This is interesting:
Two Major League Baseball clubs–the San Francisco Giants and Miami Marlins—are under investigation by the U.S. Department of Labor for possible federal wage law violations. The investigations come amid wider concern about questionable pay practices throughout professional baseball, according to interviews and records obtained by FairWarning under the Freedom of Information Act.
The concern: unpaid interns who aren’t really doing intern work. Clubhouse employees who aren’t getting overtime. Stuff in that vein.
This is an expansion of the stuff we heard earlier this year about the Giants, who settled with clubhouse workers who were found to be making less than minimum wage. According to the documents obtained, however, the government is looking at all of Major League Baseball now, and there is a suggestion that the problem is “endemic.”
There have been many cases recently in various industries concerning unpaid internships. Fashion. Publishing. Industries where scads of people compete for jobs and are willing to work for free to get their foot in the door. Some courts have found that these workers have been taken advantage of, which in turn has led to pretty significant changes in internship programs. Or, in some case, their elimination.

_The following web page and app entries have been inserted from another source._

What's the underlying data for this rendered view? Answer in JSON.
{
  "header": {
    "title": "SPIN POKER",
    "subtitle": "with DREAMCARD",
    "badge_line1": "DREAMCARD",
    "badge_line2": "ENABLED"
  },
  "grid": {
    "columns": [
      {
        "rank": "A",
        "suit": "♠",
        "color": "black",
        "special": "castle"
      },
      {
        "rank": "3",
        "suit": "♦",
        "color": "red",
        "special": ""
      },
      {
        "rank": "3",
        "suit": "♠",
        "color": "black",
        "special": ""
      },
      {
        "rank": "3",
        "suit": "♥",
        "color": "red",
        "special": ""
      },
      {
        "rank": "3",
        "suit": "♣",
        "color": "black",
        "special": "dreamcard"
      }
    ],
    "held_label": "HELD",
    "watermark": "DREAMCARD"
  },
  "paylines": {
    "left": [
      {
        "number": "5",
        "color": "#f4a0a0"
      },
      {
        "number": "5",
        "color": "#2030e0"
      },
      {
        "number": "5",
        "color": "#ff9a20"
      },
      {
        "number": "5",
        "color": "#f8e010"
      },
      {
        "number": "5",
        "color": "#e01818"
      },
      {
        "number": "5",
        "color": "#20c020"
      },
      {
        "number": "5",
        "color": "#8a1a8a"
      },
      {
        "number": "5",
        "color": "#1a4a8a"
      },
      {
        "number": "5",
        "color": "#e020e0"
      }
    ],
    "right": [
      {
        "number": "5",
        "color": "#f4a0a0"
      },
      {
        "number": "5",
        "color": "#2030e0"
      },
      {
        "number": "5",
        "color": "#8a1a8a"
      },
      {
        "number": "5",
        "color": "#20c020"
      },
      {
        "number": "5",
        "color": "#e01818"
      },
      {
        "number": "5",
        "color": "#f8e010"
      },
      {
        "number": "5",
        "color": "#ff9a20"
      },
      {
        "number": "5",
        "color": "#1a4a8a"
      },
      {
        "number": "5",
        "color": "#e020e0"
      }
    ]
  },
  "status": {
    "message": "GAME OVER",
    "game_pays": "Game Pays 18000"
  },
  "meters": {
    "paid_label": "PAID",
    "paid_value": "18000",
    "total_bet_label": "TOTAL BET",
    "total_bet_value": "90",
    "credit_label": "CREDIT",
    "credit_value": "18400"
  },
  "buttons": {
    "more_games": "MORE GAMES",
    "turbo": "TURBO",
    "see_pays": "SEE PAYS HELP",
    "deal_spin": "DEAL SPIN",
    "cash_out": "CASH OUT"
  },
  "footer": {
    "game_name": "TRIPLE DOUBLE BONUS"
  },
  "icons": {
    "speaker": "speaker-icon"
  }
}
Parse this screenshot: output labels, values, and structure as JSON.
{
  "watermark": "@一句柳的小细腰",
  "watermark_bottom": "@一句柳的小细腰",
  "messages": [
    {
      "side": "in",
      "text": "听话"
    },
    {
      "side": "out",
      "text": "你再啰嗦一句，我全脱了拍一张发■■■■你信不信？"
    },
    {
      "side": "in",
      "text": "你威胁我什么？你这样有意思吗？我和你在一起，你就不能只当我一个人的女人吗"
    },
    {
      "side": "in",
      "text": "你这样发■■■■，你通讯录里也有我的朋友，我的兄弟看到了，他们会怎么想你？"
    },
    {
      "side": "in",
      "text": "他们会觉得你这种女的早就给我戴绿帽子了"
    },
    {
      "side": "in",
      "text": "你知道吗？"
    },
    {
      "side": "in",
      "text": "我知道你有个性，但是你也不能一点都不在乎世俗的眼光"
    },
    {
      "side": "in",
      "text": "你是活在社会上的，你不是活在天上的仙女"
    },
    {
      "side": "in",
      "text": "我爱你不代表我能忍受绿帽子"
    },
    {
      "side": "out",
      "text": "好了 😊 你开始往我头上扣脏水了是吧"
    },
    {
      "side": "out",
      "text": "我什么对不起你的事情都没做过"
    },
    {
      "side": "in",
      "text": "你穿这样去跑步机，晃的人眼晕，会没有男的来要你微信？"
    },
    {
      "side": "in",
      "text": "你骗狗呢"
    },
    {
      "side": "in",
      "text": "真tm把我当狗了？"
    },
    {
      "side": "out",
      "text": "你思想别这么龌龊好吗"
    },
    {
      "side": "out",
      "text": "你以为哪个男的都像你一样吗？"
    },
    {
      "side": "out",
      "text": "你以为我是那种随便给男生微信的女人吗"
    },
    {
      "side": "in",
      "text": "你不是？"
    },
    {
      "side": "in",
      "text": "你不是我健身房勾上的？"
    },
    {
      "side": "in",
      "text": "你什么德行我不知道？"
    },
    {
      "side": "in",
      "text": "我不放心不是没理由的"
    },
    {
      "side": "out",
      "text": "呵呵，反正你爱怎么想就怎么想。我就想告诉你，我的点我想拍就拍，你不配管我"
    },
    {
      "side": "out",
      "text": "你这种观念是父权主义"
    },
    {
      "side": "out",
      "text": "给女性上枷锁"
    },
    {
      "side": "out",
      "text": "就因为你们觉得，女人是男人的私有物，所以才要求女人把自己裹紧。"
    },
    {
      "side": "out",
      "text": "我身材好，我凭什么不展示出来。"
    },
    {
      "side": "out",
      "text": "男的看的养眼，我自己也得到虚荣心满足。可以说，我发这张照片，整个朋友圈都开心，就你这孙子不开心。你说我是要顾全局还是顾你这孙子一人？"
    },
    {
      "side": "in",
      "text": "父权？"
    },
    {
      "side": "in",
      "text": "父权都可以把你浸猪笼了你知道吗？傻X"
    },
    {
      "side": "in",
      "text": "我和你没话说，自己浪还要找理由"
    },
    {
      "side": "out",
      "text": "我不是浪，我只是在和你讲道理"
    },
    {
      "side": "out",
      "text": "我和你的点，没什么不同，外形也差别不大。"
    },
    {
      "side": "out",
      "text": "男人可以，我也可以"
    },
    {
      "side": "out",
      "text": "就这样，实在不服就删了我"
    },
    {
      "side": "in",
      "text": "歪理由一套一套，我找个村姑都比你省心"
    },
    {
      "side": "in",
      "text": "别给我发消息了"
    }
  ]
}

I have no idea whether baseball is doing things how they should be, but I will say that the dynamic in baseball is similar to that of other glamorous, high profile industries. Tons of people who want in and who will take little if anything to get their foot in the door.
ESPN’s Jerry Crasnick reported on Monday that the Angels have received inquiries from multiple teams concerning starter Hector Santiago. He adds that the club is willing to listen to offers. Jon Morosi of FOX Sports and MLB Network reports that the Marlins are among the teams that have inquired.
Santiago, 28, has pitched to a 4.32 ERA with 96 strikeouts and 47 walks in 110 1/3 innings. Sabermetric statistics such as FIP, xFIP, and SIERA think the lefty has pitched even worse than his ERA indicates however, pitting 2016 as his worst performance to date.
Santiago is earning $5 million this season and will enter his third and final year of arbitration eligibility going into 2017.
We also learned earlier that, in an effort to bolster their starting rotation, the Marlins have also shown interest in Wade Miley of the Mariners and Jeremy Hellickson of the Phillies.
The Rangers placed DH Prince Fielder on the disabled list last week due to more neck discomfort. On Friday, Fielder met with Dr. Drew Dossett, who performed spinal fusion surgery on Fielder in 2014 for a herniated disk in his neck. Dossett has recommended another procedure, so Fielder will undergo season-ending surgery this week, Jeff Wilson of the Fort-Worth Star Telegram reports.
Fielder was having a rough season, batting .212/.292/.334 with eight home runs and 44 RBI in 370 plate appearances. He played in only 42 games in 2014, but returned in 2015 looking more like his old self. Unfortunately, neck and back issues are notoriously difficult to fix. Hopefully, this upcoming procedure does the trick for Fielder.
Fielder is owed $24 million per season through 2020, with the Tigers paying $6 million of it per season.